This post was produced as part of the UW Comm Department’s undergraduate Entrepreneurial Journalism course.
By Anna Chatilo
My stomach grumbled as I walked out the door and pulled up the car2go map on my phone. Few things override an intense craving for sushi, and I was surprised (and relieved) to find five cars to choose from within five blocks of my apartment. It was easy to find the little white and blue Smart car four streets up, and I was on my way in no time.
Car2go expanded to Seattle in December, and serves 17 cities worldwide. Users can rent cars by the minute for 38 cents, for as long as needed, and may drop them off within the designated city limits. For Seattle, this means between Beacon Hill and Bitter Lake. For now, new customers will receive 30 minutes of free driving when entering the promotion code SOUND when registering, saving them 11 dollars.
Jennifer Duffy found out about car2go in January and has used it about 10 times. She often takes one home from work when convenient, and likes the parking perk.
“You can park them anywhere, which is the cool part,” she said. “And they all have zoning permits, so you can park them where there’s there are zoning [restrictions] or meters. So I’ll walk out of work and it’ll just be right outside work, and I could wait 20 minutes for a bus or I could just take a car2go home.”
The car has a GPS and will inform the driver when they have gone outside the designated limits.
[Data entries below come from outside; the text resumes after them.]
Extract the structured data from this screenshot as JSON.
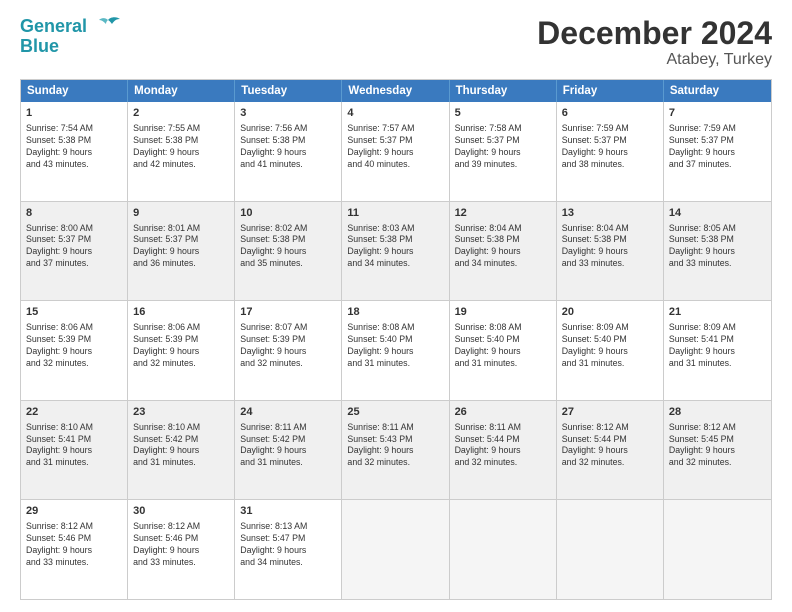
{
  "logo": {
    "line1": "General",
    "line2": "Blue"
  },
  "title": "December 2024",
  "subtitle": "Atabey, Turkey",
  "days_of_week": [
    "Sunday",
    "Monday",
    "Tuesday",
    "Wednesday",
    "Thursday",
    "Friday",
    "Saturday"
  ],
  "weeks": [
    [
      {
        "day": "1",
        "lines": [
          "Sunrise: 7:54 AM",
          "Sunset: 5:38 PM",
          "Daylight: 9 hours",
          "and 43 minutes."
        ],
        "shaded": false
      },
      {
        "day": "2",
        "lines": [
          "Sunrise: 7:55 AM",
          "Sunset: 5:38 PM",
          "Daylight: 9 hours",
          "and 42 minutes."
        ],
        "shaded": false
      },
      {
        "day": "3",
        "lines": [
          "Sunrise: 7:56 AM",
          "Sunset: 5:38 PM",
          "Daylight: 9 hours",
          "and 41 minutes."
        ],
        "shaded": false
      },
      {
        "day": "4",
        "lines": [
          "Sunrise: 7:57 AM",
          "Sunset: 5:37 PM",
          "Daylight: 9 hours",
          "and 40 minutes."
        ],
        "shaded": false
      },
      {
        "day": "5",
        "lines": [
          "Sunrise: 7:58 AM",
          "Sunset: 5:37 PM",
          "Daylight: 9 hours",
          "and 39 minutes."
        ],
        "shaded": false
      },
      {
        "day": "6",
        "lines": [
          "Sunrise: 7:59 AM",
          "Sunset: 5:37 PM",
          "Daylight: 9 hours",
          "and 38 minutes."
        ],
        "shaded": false
      },
      {
        "day": "7",
        "lines": [
          "Sunrise: 7:59 AM",
          "Sunset: 5:37 PM",
          "Daylight: 9 hours",
          "and 37 minutes."
        ],
        "shaded": false
      }
    ],
    [
      {
        "day": "8",
        "lines": [
          "Sunrise: 8:00 AM",
          "Sunset: 5:37 PM",
          "Daylight: 9 hours",
          "and 37 minutes."
        ],
        "shaded": true
      },
      {
        "day": "9",
        "lines": [
          "Sunrise: 8:01 AM",
          "Sunset: 5:37 PM",
          "Daylight: 9 hours",
          "and 36 minutes."
        ],
        "shaded": true
      },
      {
        "day": "10",
        "lines": [
          "Sunrise: 8:02 AM",
          "Sunset: 5:38 PM",
          "Daylight: 9 hours",
          "and 35 minutes."
        ],
        "shaded": true
      },
      {
        "day": "11",
        "lines": [
          "Sunrise: 8:03 AM",
          "Sunset: 5:38 PM",
          "Daylight: 9 hours",
          "and 34 minutes."
        ],
        "shaded": true
      },
      {
        "day": "12",
        "lines": [
          "Sunrise: 8:04 AM",
          "Sunset: 5:38 PM",
          "Daylight: 9 hours",
          "and 34 minutes."
        ],
        "shaded": true
      },
      {
        "day": "13",
        "lines": [
          "Sunrise: 8:04 AM",
          "Sunset: 5:38 PM",
          "Daylight: 9 hours",
          "and 33 minutes."
        ],
        "shaded": true
      },
      {
        "day": "14",
        "lines": [
          "Sunrise: 8:05 AM",
          "Sunset: 5:38 PM",
          "Daylight: 9 hours",
          "and 33 minutes."
        ],
        "shaded": true
      }
    ],
    [
      {
        "day": "15",
        "lines": [
          "Sunrise: 8:06 AM",
          "Sunset: 5:39 PM",
          "Daylight: 9 hours",
          "and 32 minutes."
        ],
        "shaded": false
      },
      {
        "day": "16",
        "lines": [
          "Sunrise: 8:06 AM",
          "Sunset: 5:39 PM",
          "Daylight: 9 hours",
          "and 32 minutes."
        ],
        "shaded": false
      },
      {
        "day": "17",
        "lines": [
          "Sunrise: 8:07 AM",
          "Sunset: 5:39 PM",
          "Daylight: 9 hours",
          "and 32 minutes."
        ],
        "shaded": false
      },
      {
        "day": "18",
        "lines": [
          "Sunrise: 8:08 AM",
          "Sunset: 5:40 PM",
          "Daylight: 9 hours",
          "and 31 minutes."
        ],
        "shaded": false
      },
      {
        "day": "19",
        "lines": [
          "Sunrise: 8:08 AM",
          "Sunset: 5:40 PM",
          "Daylight: 9 hours",
          "and 31 minutes."
        ],
        "shaded": false
      },
      {
        "day": "20",
        "lines": [
          "Sunrise: 8:09 AM",
          "Sunset: 5:40 PM",
          "Daylight: 9 hours",
          "and 31 minutes."
        ],
        "shaded": false
      },
      {
        "day": "21",
        "lines": [
          "Sunrise: 8:09 AM",
          "Sunset: 5:41 PM",
          "Daylight: 9 hours",
          "and 31 minutes."
        ],
        "shaded": false
      }
    ],
    [
      {
        "day": "22",
        "lines": [
          "Sunrise: 8:10 AM",
          "Sunset: 5:41 PM",
          "Daylight: 9 hours",
          "and 31 minutes."
        ],
        "shaded": true
      },
      {
        "day": "23",
        "lines": [
          "Sunrise: 8:10 AM",
          "Sunset: 5:42 PM",
          "Daylight: 9 hours",
          "and 31 minutes."
        ],
        "shaded": true
      },
      {
        "day": "24",
        "lines": [
          "Sunrise: 8:11 AM",
          "Sunset: 5:42 PM",
          "Daylight: 9 hours",
          "and 31 minutes."
        ],
        "shaded": true
      },
      {
        "day": "25",
        "lines": [
          "Sunrise: 8:11 AM",
          "Sunset: 5:43 PM",
          "Daylight: 9 hours",
          "and 32 minutes."
        ],
        "shaded": true
      },
      {
        "day": "26",
        "lines": [
          "Sunrise: 8:11 AM",
          "Sunset: 5:44 PM",
          "Daylight: 9 hours",
          "and 32 minutes."
        ],
        "shaded": true
      },
      {
        "day": "27",
        "lines": [
          "Sunrise: 8:12 AM",
          "Sunset: 5:44 PM",
          "Daylight: 9 hours",
          "and 32 minutes."
        ],
        "shaded": true
      },
      {
        "day": "28",
        "lines": [
          "Sunrise: 8:12 AM",
          "Sunset: 5:45 PM",
          "Daylight: 9 hours",
          "and 32 minutes."
        ],
        "shaded": true
      }
    ],
    [
      {
        "day": "29",
        "lines": [
          "Sunrise: 8:12 AM",
          "Sunset: 5:46 PM",
          "Daylight: 9 hours",
          "and 33 minutes."
        ],
        "shaded": false
      },
      {
        "day": "30",
        "lines": [
          "Sunrise: 8:12 AM",
          "Sunset: 5:46 PM",
          "Daylight: 9 hours",
          "and 33 minutes."
        ],
        "shaded": false
      },
      {
        "day": "31",
        "lines": [
          "Sunrise: 8:13 AM",
          "Sunset: 5:47 PM",
          "Daylight: 9 hours",
          "and 34 minutes."
        ],
        "shaded": false
      },
      {
        "day": "",
        "lines": [],
        "shaded": false,
        "empty": true
      },
      {
        "day": "",
        "lines": [],
        "shaded": false,
        "empty": true
      },
      {
        "day": "",
        "lines": [],
        "shaded": false,
        "empty": true
      },
      {
        "day": "",
        "lines": [],
        "shaded": false,
        "empty": true
      }
    ]
  ]
}
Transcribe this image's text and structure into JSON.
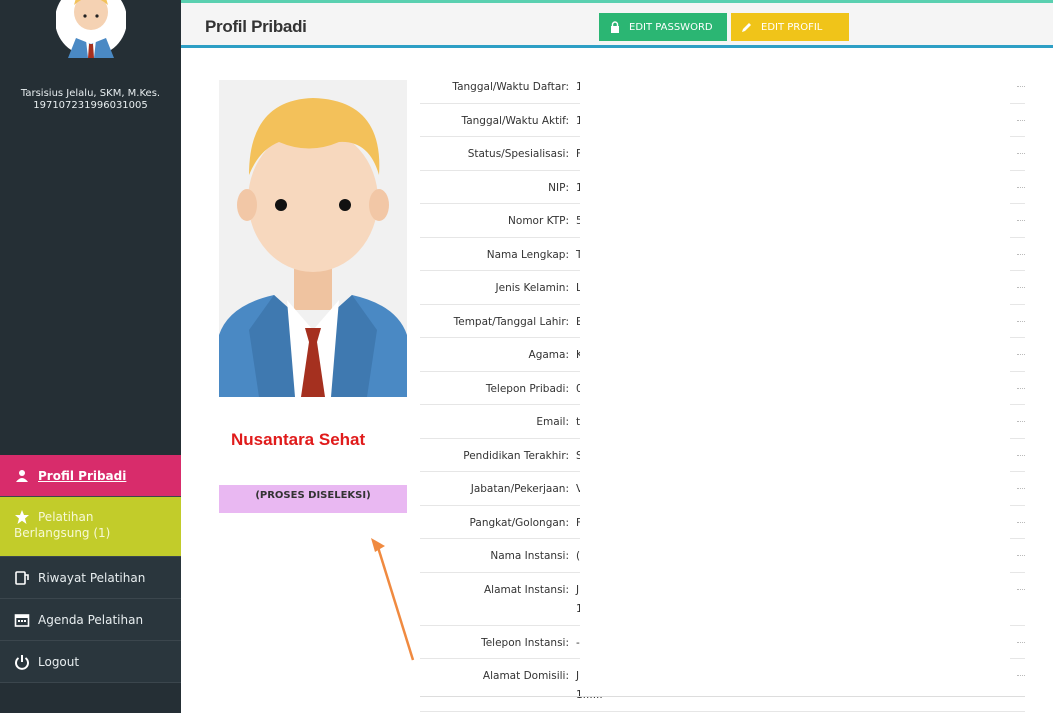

One advantage of car2go over competing Zipcar is that users may park in metered areas instead of designated lots where they picked cars up.
Duffy said that the price is always cheaper than a taxi, and her bill for January will only be $11.
“Most of the time when I take it home it’s less than five dollars. It’s awesome. That’s because there’s no base rate and taxis have a base rate. With car2go it’s literally just how many minutes you’re in the car,” she said.
My trip to the restaurant cost about four dollars, and indeed was easy to park outside the restaurant. But having never been in a Smart car, I felt a little uneasy driving it at first. The makers assure its stability, but I won’t be taking it on the freeway anytime soon.
Duffy feels the same way, feeling unsafe with all the SUVs and buses on the freeway.
Richard Schurman is a Zipcar member, and though he likes the car2go business model, the car design is the only con that would keep him from signing up. Zipcar gives customers the possibility of choosing from different car makes and models.
“I like nice, fast cars,” Schurman said. “I think to someone who is comfortable driving a little Prius, or a Golf, I don’t think it’s too much different. I’ve never driven one so I couldn’t personally say how it feels, but I’m not necessarily fond of a Smart Car.”
While the cars do not have to be reserved in advance (though you can), there are disadvantages. West Seattle is not covered in the designated area, and it seems by the amount of cars that are left of the South end of the accessible border, customers would like the area to expand farther than it currently is.
Another hindrance is more the risk of leaving the car. Say a user would like to go to the grocery store for a half hour, but not pay for the car while shopping. It’s completely reasonable to do so, but they run the risk of another member taking the car off the street.
I held by breath as I walked out of the sushi restaurant, knowing the walk home would be brutal with a belly stuffed with rice and sashimi. But I turned the corner and came face-to-face with the Smart car that would take me all the way back to my front door.